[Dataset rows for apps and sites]
****
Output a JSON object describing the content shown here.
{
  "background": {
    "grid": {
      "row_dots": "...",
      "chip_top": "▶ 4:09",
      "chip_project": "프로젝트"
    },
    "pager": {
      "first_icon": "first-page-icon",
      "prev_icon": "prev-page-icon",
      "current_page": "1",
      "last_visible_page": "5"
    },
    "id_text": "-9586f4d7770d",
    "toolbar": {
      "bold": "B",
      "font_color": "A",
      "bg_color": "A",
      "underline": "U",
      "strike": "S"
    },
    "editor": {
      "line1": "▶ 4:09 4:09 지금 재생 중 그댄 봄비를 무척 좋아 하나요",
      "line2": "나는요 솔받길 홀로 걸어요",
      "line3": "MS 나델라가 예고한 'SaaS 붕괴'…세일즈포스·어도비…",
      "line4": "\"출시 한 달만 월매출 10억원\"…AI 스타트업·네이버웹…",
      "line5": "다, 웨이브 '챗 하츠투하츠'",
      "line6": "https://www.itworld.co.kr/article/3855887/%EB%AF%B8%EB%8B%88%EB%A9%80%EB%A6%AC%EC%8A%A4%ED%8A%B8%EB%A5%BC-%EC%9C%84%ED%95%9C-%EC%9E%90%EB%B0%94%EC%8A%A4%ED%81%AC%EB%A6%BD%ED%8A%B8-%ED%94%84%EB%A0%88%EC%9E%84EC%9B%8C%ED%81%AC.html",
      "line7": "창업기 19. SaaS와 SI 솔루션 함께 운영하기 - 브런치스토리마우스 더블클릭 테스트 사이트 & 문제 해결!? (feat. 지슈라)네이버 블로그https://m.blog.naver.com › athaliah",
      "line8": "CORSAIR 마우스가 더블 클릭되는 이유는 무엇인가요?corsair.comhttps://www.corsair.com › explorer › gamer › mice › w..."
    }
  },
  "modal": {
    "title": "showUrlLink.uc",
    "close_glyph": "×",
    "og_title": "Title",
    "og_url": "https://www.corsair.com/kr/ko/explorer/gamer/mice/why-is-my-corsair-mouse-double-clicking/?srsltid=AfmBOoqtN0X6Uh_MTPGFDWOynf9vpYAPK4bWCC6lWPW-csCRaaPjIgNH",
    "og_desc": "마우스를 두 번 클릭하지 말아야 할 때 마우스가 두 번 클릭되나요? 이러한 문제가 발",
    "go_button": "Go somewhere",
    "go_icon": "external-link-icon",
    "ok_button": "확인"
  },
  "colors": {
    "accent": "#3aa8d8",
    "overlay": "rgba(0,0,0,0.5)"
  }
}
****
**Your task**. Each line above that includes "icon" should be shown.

**Problem solution**.
      "first_icon": "first-page-icon",
      "prev_icon": "prev-page-icon",
    "go_icon": "external-link-icon",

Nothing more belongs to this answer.